As a non-profit serving the autism community, the Flutie Foundation knows firsthand the importance of providing grants to get access to services, lead more active lifestyles, and grow toward adult independence. However, the barriers that many with autism face are not limited to financial ones. So many obstacles need legal solutions rather than monetary ones.

Every April for fifteen years and counting, Advocates for Autism of Massachusetts (AFAM) has organized our annual Autism Awareness and Acceptance Day at the Massachusetts State House. This year, we’ll be convening our supporters on Beacon Hill to communicate our message for 2018: Planning for the Future is Now. We’ll be advocating for our budgetary priorities, which include funding for graduating students transitioning into adult services, for the Autism Children’s Waiver, and transportation. Our legislative asks cover a wide range of topics: housing, law enforcement, medical provider training, higher education, and certification of school interpreters.

We have a proud history of legislative successes: the Act Relative to Insurance Coverage for Autism (ARICA) in 2010 and the Autism Omnibus Law in 2014 which addressed many issues faced by the autism community including MassHealth coverage, Department of Developmental Services eligibility, tax-free ABLE accounts, and much more. We hope 2018 will be another significant year in legislation here in Massachusetts!

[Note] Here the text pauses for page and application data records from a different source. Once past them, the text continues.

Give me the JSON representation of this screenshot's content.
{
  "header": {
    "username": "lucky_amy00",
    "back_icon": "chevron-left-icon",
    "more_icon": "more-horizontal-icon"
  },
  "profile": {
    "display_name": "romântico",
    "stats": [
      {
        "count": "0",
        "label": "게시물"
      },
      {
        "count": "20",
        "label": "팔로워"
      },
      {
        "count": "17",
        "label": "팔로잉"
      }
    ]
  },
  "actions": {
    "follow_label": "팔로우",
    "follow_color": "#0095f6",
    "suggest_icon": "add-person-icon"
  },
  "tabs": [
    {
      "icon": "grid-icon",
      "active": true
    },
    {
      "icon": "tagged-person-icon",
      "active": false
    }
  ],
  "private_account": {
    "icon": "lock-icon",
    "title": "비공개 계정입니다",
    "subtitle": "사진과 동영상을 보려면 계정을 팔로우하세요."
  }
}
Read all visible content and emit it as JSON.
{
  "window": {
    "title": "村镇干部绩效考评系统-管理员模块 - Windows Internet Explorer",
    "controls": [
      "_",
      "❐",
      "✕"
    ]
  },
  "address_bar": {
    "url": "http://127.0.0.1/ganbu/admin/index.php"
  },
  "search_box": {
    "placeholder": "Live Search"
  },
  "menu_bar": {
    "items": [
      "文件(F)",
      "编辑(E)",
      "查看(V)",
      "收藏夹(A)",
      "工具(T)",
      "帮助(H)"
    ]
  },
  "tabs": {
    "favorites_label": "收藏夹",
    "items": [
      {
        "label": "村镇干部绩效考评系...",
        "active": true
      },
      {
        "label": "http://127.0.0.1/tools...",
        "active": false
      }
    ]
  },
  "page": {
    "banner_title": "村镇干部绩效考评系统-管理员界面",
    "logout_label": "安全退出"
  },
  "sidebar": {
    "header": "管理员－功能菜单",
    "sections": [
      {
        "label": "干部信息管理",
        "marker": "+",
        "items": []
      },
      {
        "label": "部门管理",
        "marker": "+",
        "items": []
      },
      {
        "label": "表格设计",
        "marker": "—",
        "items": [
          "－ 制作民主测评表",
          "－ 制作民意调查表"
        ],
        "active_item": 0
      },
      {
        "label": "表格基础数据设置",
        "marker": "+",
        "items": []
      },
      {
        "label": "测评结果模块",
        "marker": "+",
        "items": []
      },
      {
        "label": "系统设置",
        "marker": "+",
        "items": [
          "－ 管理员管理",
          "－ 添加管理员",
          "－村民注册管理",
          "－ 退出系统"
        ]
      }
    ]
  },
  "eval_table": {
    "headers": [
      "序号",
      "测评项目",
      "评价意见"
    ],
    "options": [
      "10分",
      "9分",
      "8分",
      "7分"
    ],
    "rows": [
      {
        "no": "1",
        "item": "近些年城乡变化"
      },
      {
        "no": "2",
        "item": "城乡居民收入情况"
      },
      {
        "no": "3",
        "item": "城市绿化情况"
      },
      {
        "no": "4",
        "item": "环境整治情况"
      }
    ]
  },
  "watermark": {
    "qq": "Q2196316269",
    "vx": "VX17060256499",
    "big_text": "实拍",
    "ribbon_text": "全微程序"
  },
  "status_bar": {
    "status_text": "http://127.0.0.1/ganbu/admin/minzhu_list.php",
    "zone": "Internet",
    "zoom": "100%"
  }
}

Beyond the month of April, we fight for rights and then work closely with local support centers throughout the state and the Doug Flutie, Jr. Foundation for Autism to make sure families and individuals know their rights and how to navigate the systems and structures in place to support those with autism. If you’ll be around Boston on Thursday April 12, please join us at the Massachusetts State House. If you’re not in Massachusetts, please get in contact with your local chapters of The Arc or other support centers to find advocacy resources in your area. In fact, I urge everyone, everywhere to try to organize politically within your own states like we have in Massachusetts. I am so proud of the work AFAM has been able to accomplish, showing what we can achieve when families work together.

 

Michael J. Borr

AFAM Chairman